Top of TASK INPUT

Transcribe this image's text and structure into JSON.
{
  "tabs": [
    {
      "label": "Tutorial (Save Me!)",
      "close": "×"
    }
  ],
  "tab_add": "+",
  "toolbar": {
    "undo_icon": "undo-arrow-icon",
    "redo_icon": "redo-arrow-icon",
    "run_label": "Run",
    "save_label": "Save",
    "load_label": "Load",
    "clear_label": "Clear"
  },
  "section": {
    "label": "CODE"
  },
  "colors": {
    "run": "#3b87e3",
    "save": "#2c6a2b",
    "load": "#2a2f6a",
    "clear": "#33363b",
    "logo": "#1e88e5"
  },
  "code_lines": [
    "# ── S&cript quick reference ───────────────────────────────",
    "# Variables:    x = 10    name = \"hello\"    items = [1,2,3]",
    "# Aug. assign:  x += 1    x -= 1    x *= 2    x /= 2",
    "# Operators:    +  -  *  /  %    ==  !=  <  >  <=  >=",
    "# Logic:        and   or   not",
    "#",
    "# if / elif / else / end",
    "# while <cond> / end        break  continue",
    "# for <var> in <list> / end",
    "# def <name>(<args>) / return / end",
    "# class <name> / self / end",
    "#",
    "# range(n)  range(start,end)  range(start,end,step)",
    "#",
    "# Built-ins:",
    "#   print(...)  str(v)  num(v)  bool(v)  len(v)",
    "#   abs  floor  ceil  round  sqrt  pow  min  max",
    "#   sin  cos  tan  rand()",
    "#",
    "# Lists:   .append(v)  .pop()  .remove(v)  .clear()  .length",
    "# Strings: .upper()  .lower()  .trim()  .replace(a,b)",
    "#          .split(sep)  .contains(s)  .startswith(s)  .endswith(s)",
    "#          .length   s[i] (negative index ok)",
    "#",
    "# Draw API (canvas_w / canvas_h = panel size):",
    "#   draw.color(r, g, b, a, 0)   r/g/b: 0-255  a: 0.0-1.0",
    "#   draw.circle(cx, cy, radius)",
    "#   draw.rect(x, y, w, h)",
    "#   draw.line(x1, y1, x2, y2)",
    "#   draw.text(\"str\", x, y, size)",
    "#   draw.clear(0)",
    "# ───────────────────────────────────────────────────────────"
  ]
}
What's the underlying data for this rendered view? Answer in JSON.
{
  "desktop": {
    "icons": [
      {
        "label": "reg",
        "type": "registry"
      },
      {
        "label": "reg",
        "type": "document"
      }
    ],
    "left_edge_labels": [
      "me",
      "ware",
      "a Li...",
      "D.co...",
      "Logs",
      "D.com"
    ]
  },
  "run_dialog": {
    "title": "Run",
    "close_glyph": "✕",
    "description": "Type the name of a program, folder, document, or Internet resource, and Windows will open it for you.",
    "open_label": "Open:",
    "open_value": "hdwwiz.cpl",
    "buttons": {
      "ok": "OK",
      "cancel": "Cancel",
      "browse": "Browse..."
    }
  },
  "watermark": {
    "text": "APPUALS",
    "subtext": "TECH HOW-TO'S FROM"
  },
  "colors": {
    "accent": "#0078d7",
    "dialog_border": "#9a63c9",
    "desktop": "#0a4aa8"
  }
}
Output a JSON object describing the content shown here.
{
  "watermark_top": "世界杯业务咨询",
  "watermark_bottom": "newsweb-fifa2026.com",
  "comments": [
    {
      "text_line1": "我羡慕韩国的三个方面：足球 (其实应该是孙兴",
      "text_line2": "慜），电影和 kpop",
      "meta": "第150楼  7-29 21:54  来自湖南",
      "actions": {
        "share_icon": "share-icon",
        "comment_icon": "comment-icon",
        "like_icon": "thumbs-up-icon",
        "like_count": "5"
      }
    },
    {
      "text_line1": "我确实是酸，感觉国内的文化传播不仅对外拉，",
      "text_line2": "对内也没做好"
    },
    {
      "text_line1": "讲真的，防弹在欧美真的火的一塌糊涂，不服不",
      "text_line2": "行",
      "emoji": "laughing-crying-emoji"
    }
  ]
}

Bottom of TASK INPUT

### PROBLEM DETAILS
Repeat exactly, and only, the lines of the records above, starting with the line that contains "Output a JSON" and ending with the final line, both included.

### SOLVED PROBLEM
Output a JSON object describing the content shown here.
{
  "watermark_top": "世界杯业务咨询",
  "watermark_bottom": "newsweb-fifa2026.com",
  "comments": [
    {
      "text_line1": "我羡慕韩国的三个方面：足球 (其实应该是孙兴",
      "text_line2": "慜），电影和 kpop",
      "meta": "第150楼  7-29 21:54  来自湖南",
      "actions": {
        "share_icon": "share-icon",
        "comment_icon": "comment-icon",
        "like_icon": "thumbs-up-icon",
        "like_count": "5"
      }
    },
    {
      "text_line1": "我确实是酸，感觉国内的文化传播不仅对外拉，",
      "text_line2": "对内也没做好"
    },
    {
      "text_line1": "讲真的，防弹在欧美真的火的一塌糊涂，不服不",
      "text_line2": "行",
      "emoji": "laughing-crying-emoji"
    }
  ]
}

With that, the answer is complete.